In building a new constitution for the Third Republic, major lessons must be learnt from both Independence constitutions to ensure that fundamental republican and democratic values, standards, institutions and processes are clearly provided and protected to ensure good governance. This includes presidential term limits, limitation of the powers of the president, expansion of the rights of citizens and strengthening the oversight functions of the parliament.  

A constitution of any society does not only provide a legal basis for the existence of that body but also establishes the rights and obligations of the members individually as well as the body itself as a whole. A constitution further defines and sets the aims and objectives of that body as well as the values, standards, rules, processes and institutions of that society. Hence a constitution therefore is also a performance assessment and an accountability tool that determines the health and strength of any body and its members. For that matter a constitution is usually set in a kind of language and structure that makes it long-lasting, difficult to change and sustainable in order to cater for the present and the future needs of society at the same time.

----------------------

This article draws from many sources including;

1.      Hughes, Arnold and Perfect, David. “Historical Dictionary of the Gambia”. The Scarecrow Press, Plymouth, fourth edition, 2008

2.      Hughes, Arnold and Perfect, David. “A Political History of the Gambia, 1816 – 1994”, Rochester, N.Y.: University of Rochester Press, 2006

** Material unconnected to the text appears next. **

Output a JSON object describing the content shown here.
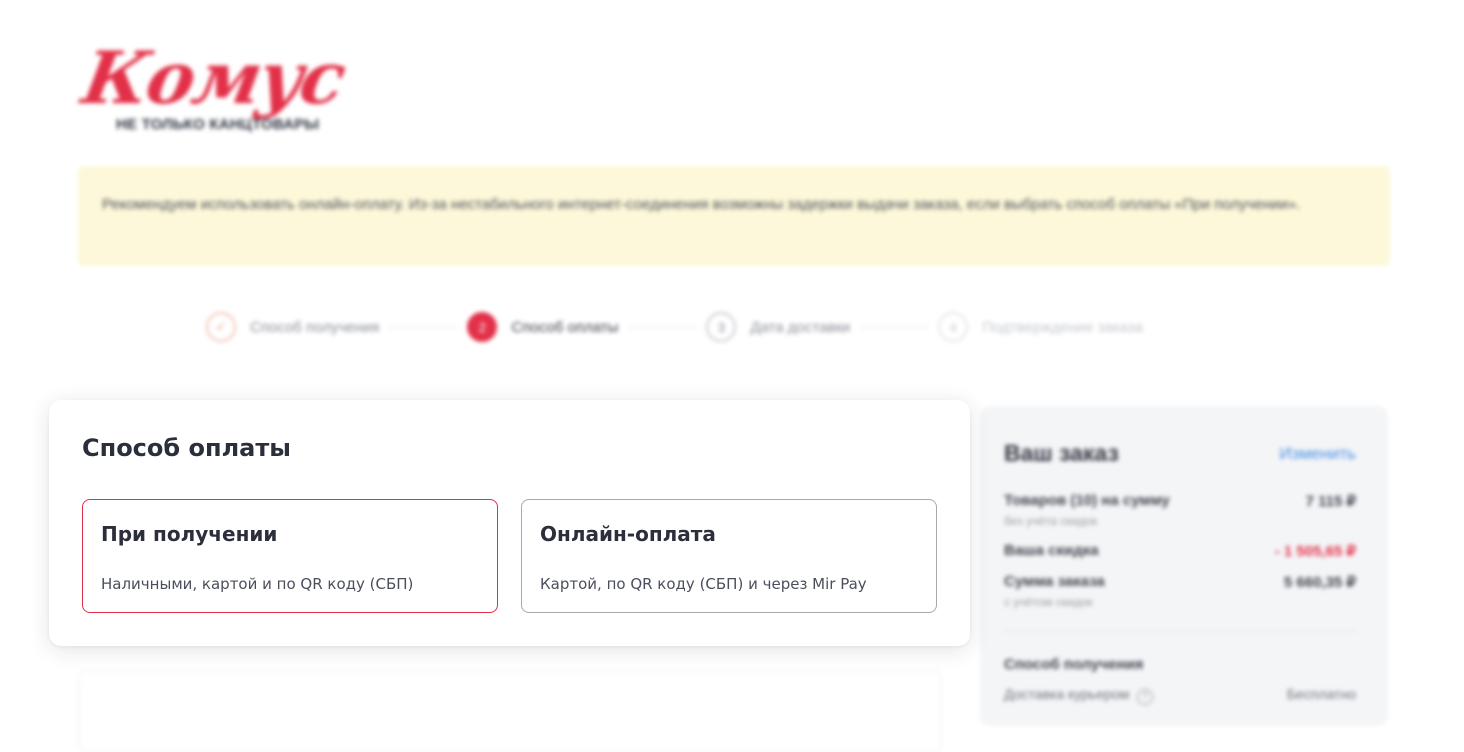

3.      K. Jawara, Dawda. “Kairaba”, Haywards Heath, West Sussex, UK. 2009

4.      A.S. Jammeh, Ousman. “The Constitutional Law of the Gambia: 1965 – 2010”, AuthorHouse, 2011

5.      Saine, Abdoulaye S, Ceesay, Ebrima Jogomai and Sall, Ebrima. Eds. “State and Society in the Gambia Since Independence: 1965 – 2012”, Africa World Press, Trenton New Jersey, 2013

6.      Constitution of the Republic of the Gambia 1970

7.      Constitution of the Republic of the Gambia 1997